**Activity:** Your result should be the lines holding the word "class", copied from the entries below.

Stored records
+ + +

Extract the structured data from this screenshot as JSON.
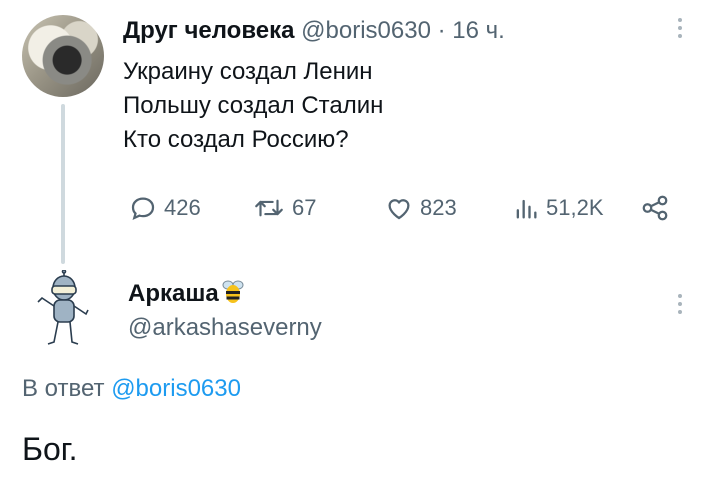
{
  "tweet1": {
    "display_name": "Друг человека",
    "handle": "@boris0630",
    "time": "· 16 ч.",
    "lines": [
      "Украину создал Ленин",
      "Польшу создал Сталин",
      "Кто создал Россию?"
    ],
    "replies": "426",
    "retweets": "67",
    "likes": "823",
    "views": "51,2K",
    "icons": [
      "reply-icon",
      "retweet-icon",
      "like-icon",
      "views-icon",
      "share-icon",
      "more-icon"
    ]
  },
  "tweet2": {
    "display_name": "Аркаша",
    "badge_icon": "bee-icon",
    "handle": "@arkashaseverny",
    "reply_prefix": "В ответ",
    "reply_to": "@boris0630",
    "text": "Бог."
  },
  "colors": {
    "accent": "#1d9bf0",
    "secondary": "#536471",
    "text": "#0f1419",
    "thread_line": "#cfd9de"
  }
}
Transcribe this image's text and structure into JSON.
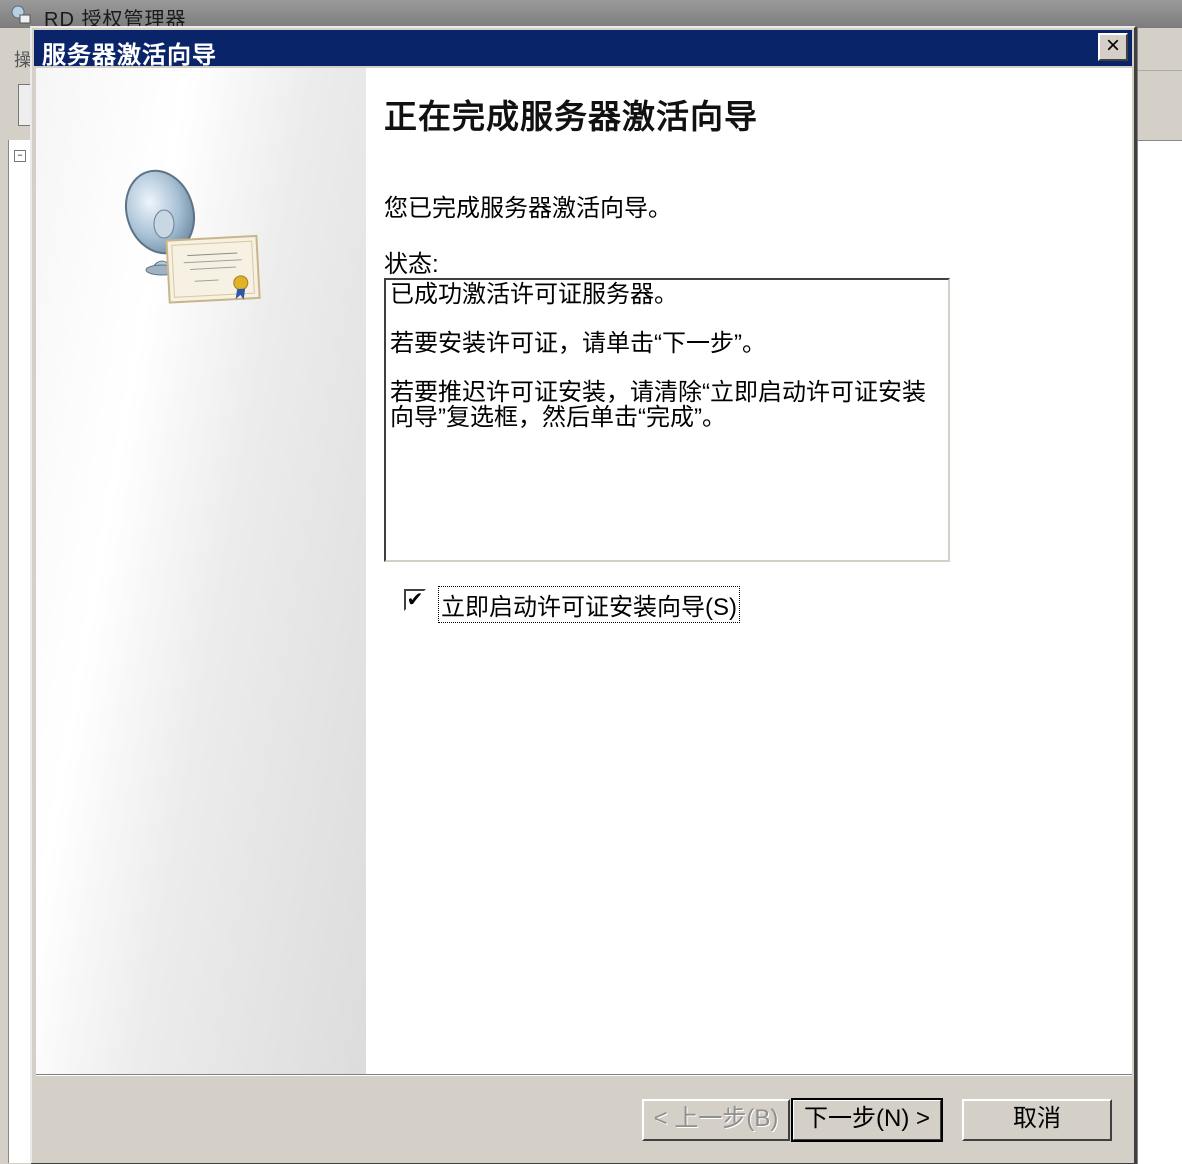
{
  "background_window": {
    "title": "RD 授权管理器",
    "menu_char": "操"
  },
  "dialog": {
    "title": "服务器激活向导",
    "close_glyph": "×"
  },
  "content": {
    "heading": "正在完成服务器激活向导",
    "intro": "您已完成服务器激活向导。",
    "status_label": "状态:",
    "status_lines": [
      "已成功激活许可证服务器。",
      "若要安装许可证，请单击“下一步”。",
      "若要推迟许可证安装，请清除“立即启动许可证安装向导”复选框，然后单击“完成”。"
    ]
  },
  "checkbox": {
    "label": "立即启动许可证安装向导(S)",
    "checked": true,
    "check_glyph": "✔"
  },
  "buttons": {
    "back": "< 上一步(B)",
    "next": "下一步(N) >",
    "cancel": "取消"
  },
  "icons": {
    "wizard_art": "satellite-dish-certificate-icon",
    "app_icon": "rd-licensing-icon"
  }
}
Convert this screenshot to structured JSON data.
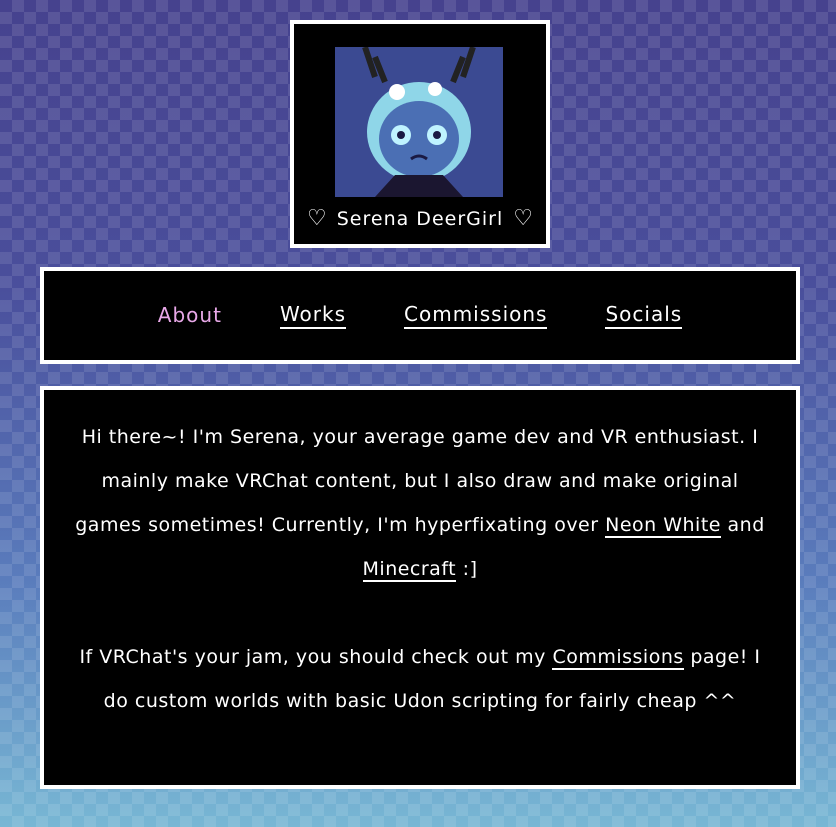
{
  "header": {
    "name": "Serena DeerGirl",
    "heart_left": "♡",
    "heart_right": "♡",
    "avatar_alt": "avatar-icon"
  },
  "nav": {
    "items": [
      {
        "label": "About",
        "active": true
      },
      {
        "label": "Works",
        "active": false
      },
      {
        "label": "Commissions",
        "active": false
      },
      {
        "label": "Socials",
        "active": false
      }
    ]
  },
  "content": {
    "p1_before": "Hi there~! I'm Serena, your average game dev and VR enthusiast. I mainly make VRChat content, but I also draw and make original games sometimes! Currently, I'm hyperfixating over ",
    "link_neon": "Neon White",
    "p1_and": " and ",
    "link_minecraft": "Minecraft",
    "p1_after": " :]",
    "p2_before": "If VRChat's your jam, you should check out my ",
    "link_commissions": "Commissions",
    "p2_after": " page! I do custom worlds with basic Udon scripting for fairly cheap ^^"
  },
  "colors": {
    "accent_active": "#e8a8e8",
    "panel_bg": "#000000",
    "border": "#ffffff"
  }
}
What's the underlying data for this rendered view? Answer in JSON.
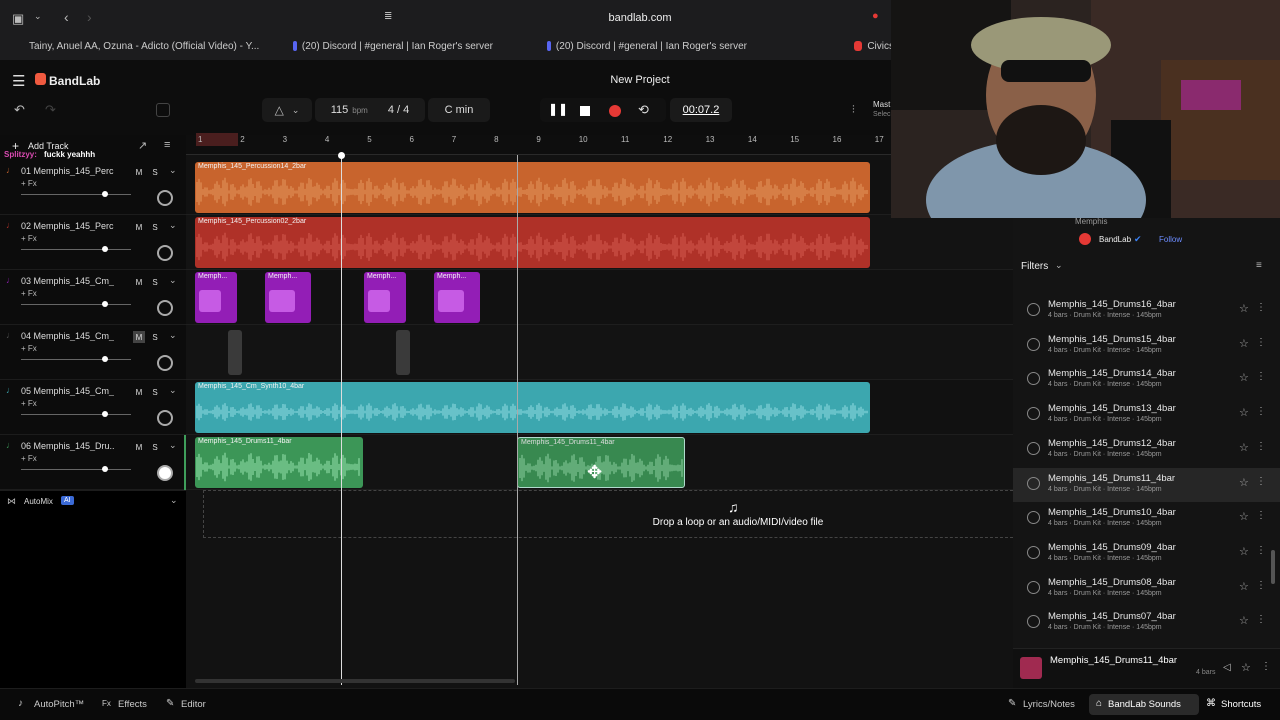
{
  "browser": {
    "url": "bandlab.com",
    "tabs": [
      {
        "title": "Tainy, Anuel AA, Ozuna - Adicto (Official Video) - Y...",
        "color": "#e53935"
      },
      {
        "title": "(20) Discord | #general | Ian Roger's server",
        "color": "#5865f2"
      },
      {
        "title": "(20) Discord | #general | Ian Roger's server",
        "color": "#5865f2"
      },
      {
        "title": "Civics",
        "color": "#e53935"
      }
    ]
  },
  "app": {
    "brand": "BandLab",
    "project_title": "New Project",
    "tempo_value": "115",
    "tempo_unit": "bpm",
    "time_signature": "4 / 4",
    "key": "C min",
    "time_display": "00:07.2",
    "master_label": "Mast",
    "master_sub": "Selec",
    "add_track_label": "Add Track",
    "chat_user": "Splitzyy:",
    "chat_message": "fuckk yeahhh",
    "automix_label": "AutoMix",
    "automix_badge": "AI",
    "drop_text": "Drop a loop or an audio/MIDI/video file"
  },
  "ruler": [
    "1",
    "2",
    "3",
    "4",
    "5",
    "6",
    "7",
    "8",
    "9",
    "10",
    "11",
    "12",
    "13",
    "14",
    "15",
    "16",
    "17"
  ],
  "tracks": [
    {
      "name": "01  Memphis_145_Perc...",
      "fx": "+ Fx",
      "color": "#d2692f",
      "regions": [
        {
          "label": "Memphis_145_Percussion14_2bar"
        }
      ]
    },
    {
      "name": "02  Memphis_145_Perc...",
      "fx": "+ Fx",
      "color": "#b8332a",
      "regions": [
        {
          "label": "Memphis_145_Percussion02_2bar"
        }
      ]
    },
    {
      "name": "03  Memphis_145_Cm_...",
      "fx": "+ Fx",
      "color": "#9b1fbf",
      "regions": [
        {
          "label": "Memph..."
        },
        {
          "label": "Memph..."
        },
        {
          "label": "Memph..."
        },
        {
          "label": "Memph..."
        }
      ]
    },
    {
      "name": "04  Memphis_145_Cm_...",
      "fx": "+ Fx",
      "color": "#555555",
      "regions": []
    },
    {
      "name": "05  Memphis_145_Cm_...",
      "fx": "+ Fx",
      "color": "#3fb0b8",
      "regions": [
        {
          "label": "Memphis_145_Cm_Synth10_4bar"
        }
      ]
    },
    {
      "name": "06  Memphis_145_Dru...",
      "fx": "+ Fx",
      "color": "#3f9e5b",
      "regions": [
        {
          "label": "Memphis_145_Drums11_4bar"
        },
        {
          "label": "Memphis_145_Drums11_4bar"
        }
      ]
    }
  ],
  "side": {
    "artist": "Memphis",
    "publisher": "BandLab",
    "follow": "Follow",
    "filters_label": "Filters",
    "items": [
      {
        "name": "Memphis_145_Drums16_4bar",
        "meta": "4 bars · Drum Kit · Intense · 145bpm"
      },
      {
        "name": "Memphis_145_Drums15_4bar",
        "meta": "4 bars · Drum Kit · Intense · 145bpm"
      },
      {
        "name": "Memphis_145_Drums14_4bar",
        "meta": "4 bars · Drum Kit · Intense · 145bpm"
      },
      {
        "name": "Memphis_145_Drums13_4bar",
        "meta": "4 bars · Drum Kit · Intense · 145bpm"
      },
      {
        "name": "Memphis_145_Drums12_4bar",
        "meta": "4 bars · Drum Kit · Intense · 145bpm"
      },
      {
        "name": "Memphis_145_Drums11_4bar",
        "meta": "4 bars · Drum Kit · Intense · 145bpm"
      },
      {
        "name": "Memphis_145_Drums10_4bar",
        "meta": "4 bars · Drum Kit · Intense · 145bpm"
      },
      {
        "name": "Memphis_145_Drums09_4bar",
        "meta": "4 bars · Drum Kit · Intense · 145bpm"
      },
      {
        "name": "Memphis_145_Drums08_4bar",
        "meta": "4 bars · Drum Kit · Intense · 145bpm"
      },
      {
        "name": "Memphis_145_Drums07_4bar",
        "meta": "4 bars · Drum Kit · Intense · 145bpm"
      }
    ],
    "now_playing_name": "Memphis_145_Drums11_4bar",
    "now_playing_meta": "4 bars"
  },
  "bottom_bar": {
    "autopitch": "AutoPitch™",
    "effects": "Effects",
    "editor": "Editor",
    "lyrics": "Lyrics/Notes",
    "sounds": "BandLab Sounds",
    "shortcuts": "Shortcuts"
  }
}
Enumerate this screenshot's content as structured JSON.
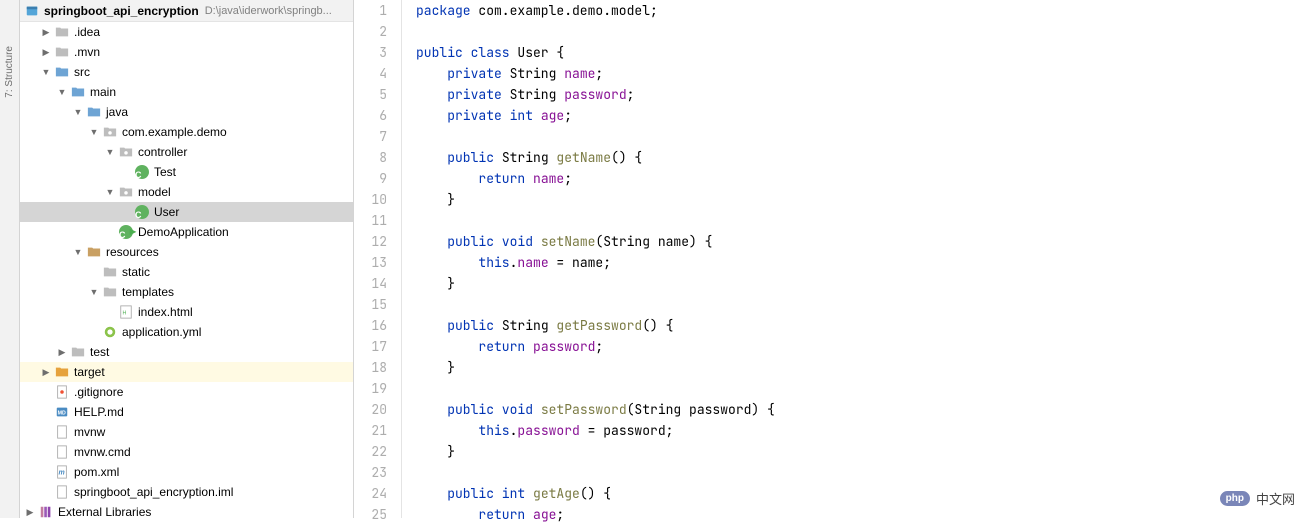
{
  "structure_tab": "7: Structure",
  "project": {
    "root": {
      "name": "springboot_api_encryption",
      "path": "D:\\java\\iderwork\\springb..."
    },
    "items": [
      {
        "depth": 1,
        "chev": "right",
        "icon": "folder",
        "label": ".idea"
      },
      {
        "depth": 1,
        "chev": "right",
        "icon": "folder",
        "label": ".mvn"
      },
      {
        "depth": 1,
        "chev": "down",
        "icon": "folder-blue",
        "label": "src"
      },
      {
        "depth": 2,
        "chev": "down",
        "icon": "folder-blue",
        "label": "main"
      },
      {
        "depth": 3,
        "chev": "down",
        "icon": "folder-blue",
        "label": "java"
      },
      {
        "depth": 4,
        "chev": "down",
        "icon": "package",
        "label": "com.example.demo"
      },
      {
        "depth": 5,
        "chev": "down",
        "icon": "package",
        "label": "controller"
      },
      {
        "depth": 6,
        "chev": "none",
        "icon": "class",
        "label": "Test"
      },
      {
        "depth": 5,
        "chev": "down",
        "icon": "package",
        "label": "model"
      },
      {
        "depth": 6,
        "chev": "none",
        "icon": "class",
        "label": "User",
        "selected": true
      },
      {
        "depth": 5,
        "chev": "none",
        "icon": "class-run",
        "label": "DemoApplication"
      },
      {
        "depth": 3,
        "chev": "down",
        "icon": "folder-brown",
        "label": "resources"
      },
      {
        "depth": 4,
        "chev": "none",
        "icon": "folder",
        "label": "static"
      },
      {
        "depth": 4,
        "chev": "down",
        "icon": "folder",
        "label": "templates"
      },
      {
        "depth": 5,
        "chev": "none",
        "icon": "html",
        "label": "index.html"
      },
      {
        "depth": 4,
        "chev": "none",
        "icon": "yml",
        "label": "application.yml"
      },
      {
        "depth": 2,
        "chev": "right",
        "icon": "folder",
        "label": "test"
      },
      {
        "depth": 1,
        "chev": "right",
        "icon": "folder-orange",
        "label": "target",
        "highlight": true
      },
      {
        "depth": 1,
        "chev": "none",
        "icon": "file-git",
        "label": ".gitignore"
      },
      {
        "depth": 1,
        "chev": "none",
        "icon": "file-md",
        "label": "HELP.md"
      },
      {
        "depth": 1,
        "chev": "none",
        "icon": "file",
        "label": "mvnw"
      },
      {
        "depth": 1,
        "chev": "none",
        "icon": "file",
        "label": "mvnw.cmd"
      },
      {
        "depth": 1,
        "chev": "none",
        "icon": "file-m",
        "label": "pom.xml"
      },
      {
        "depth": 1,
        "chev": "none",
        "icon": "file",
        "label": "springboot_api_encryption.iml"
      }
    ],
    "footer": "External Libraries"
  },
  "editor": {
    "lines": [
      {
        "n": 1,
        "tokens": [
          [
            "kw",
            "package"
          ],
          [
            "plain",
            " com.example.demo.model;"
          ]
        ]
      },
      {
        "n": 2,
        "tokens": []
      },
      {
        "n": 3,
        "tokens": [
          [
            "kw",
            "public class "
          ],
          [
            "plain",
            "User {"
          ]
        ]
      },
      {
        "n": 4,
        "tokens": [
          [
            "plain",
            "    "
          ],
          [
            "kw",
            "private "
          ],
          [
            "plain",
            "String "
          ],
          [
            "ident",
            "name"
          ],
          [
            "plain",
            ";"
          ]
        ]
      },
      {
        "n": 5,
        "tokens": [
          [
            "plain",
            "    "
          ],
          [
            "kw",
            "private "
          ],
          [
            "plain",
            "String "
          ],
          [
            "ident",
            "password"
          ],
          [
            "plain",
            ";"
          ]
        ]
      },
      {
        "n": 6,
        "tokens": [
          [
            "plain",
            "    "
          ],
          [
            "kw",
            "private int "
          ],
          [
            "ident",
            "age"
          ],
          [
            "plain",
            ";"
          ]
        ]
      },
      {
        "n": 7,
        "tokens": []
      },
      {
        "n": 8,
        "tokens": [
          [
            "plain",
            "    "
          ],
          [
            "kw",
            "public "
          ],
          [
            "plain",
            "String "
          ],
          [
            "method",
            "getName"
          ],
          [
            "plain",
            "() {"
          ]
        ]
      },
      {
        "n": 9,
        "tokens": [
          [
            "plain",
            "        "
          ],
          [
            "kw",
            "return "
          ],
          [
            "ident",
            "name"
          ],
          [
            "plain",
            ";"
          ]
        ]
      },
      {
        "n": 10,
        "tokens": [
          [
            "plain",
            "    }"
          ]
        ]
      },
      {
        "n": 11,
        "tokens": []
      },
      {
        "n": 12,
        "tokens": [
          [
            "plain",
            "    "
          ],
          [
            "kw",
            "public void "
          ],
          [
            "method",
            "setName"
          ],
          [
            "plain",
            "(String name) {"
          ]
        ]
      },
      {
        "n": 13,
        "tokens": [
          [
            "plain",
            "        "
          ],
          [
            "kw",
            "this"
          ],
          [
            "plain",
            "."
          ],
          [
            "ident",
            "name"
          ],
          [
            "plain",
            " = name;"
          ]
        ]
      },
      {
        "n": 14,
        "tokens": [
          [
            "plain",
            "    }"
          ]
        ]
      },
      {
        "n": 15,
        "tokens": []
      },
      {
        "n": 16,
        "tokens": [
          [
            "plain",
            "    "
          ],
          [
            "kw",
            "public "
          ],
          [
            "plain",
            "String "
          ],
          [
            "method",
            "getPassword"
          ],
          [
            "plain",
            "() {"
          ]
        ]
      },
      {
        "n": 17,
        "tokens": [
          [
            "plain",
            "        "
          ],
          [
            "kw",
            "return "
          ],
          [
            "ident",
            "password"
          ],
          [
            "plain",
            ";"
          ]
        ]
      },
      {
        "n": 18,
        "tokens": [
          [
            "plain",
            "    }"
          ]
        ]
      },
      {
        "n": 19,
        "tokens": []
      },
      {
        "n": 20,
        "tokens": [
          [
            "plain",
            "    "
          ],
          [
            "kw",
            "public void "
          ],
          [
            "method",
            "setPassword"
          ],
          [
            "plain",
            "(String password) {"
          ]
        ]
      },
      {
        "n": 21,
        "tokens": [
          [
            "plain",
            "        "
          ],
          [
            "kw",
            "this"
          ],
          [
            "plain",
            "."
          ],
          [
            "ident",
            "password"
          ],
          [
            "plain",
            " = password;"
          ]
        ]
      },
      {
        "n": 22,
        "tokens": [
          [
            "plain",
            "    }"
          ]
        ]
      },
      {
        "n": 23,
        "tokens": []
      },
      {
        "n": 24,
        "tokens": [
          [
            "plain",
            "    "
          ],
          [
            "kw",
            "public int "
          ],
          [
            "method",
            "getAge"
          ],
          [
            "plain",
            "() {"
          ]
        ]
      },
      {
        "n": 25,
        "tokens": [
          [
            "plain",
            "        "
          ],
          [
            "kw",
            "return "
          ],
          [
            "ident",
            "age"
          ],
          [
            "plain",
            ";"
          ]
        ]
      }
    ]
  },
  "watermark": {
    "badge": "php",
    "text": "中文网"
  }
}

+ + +

**Answer area:**
        "icon": "class",
        "icon": "class",
        "icon": "class-run",
            "public class "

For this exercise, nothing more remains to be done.